A brief perusal of our current and former coffee offerings will reveal many elaborate names, which may appear to be full of fanciful words. Every term in a selection’s name details something about the coffee, though. Typically, coffees’ names include their originating country, and the farm or mill they came from. Sometimes, additional terms follow. The ones we’re going to look at in this post are terms that relate to a coffee’s size, or grade, such as “supremo” in the Colombia Lucero Supremo that we had and “AA” in the Uganda AA Bugisu that we featured.
Coffee Sizes Are Called Grades
Coffee sizes are referred to as grades, because there’s a general correlation between a bean’s size and its quality. There are numerous factors that affect a coffee’s taste. We’ve previously discussed many of them, such as elevation and varietal. If all other factors are equal, however, a larger coffee bean will generally produce a higher quality brew than a smaller one.
Grading as it’s used to describe size shouldn’t be confused with other grading terminology. “Grading” is a loose term in the coffee industry. For instance, it’s used by the Specialty Coffee Association of America, which “grades” coffees as “specialty grade” and “below specialty grade.” The association considers much more than just size in this classification, though. Additionally, “grades” are used in some countries to describe a coffee’s elevation. Terms like “strictly hard bean,” “hard bean,” and “soft bean” are considered grades, but they don’t detail size.

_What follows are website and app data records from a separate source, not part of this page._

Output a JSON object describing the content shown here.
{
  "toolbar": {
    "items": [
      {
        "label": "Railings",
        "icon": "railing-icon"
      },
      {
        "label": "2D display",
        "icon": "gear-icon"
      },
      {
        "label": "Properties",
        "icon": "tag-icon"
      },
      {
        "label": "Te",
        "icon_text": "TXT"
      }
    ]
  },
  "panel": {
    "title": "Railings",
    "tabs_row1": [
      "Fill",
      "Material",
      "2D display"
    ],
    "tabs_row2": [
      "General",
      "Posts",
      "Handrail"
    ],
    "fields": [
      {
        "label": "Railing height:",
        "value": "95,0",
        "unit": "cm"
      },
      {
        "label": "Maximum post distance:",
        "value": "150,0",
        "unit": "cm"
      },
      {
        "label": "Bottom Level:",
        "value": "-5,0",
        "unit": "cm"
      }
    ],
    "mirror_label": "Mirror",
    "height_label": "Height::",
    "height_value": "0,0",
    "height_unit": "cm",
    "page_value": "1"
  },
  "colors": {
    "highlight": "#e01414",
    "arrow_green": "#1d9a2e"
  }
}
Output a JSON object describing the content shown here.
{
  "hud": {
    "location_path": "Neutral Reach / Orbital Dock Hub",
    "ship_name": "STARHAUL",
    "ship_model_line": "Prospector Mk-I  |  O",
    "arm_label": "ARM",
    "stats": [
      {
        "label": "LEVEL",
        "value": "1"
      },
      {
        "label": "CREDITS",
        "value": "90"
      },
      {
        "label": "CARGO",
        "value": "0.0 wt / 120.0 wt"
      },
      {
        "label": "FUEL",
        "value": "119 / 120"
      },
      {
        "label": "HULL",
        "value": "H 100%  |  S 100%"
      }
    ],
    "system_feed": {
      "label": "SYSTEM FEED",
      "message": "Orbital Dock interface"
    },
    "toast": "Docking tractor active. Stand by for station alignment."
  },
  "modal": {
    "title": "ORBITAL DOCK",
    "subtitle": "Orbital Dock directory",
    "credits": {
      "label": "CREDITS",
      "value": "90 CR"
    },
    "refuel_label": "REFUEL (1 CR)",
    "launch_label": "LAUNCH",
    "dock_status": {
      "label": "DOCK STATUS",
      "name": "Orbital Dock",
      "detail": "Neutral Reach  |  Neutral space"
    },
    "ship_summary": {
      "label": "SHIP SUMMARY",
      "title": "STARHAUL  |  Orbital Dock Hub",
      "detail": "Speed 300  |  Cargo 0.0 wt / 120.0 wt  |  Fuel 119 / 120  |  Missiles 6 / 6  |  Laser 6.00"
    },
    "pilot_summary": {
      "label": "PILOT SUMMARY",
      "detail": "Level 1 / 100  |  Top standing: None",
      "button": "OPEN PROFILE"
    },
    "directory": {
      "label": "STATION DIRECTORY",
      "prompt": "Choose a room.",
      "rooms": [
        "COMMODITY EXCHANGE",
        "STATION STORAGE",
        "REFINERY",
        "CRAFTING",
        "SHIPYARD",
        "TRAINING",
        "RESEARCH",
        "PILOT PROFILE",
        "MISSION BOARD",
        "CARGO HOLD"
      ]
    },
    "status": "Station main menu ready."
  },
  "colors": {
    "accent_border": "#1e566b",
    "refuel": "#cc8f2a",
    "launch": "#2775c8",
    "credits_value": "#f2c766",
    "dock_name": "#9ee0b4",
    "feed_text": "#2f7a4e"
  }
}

Grading jargon like supremo and AA, therefore, shouldn’t be seen as the only way to grade coffee, but they provide valuable insight into a coffee’s potential quality. At Driftaway Coffee, we like larger beans because they tend to be higher quality than smaller ones. We’ll take a lot of small beans if they have other desirable characteristics, though.
As roasters, our biggest concern with size is that it’s consistent within a lot. Larger beans roast slower than smaller ones, so it’s difficult to get a consistent roast if there are different sized beans in the same selection. We don’t just want good-sized beans; we want beans that were carefully sorted by size.
Coffee Is Sorted by Size Using Screens
Before being exported from its originating country, processors use screens to sort it by size. The beans are sifted through screens, which are metal sheets with specifically sized, round holes punched into them. (Screens used for peaberries have oblong holes, which more closely match peaberries’ elongated shape.) Screens are numbered 8 through 20, with the number referring to how many 64ths of an inch the holes are. For example, a size 8 screen has holes that are 8/64 inch wide, and a size 20 screen has holes that are 20/64 inch wide.
The size of a selection is determined by passing it through screens until it doesn’t go through the next-smaller size. For instance, if a coffee passes through a size 18 (18/64 inch) screen but not a size 16 (16/64 inch wide), it’s graded as size 18. This measurement is rarely perfect, so some leniency is allowed for larger and smaller beans. In its classification, the SCAA permits a 5-percent variance; other organizations allow similar or smaller variances.
Traditionally, even-numbered screens are used for Arabica selections, and odd-numbered screens are used for Robustas. Therefore, an Arabica lot that was graded at screen size 18 might technically be 17/18, since the next-smallest screen used for Arabicas is usually size 16.
Terms Used for Coffee Sizes Differ Around the World
Because coffee is sorted by size in its originating country, it’s size is usually expressed using local terminology. Sometimes we’ll receive coffee’s that are described as “screen 17/18,” but we also get coffees that are classified using a country’s traditional terms. Unfortunately, this creates a lack of standardization in terminology, even though beans are sorted by size using the same techniques around the world. Here’s a chart that compares the screen sizes with different terms used in various parts of the world:
Central and South America
Africa and India
Elephants, a term that’s unique to Africa and India, are beans that are over 20/64 inch. Although these beans are large, they typically are intertwined with the cherry and fragile. If they don’t break up during processing, they will during roasting. Therefore, they are an exception to the rule that larger beans are typically better.
We rarely purchase a coffee that’s below screen size 16. As the concentration of terms at screen size 16 and 18 suggests, these are generally the highest quality coffee beans. Anything smaller than 14 would only be used for a cheap coffee.
Finally, classification terms from Asia (except India) are notably absent from this chart. Although parts of Asia are well known for producing coffee, the industry isn’t developed like it is in South and Central America, or even in Africa. Thus, there are fewer common terms used in Asian coffee-producing countries.
We don’t always include the size of a coffee in its name. The next time you look at our current offerings and see “superior,” “supremo” or “AA,” however, you’ll know what they mean. Why not take a look at our current coffees now and see what else you can learn about them?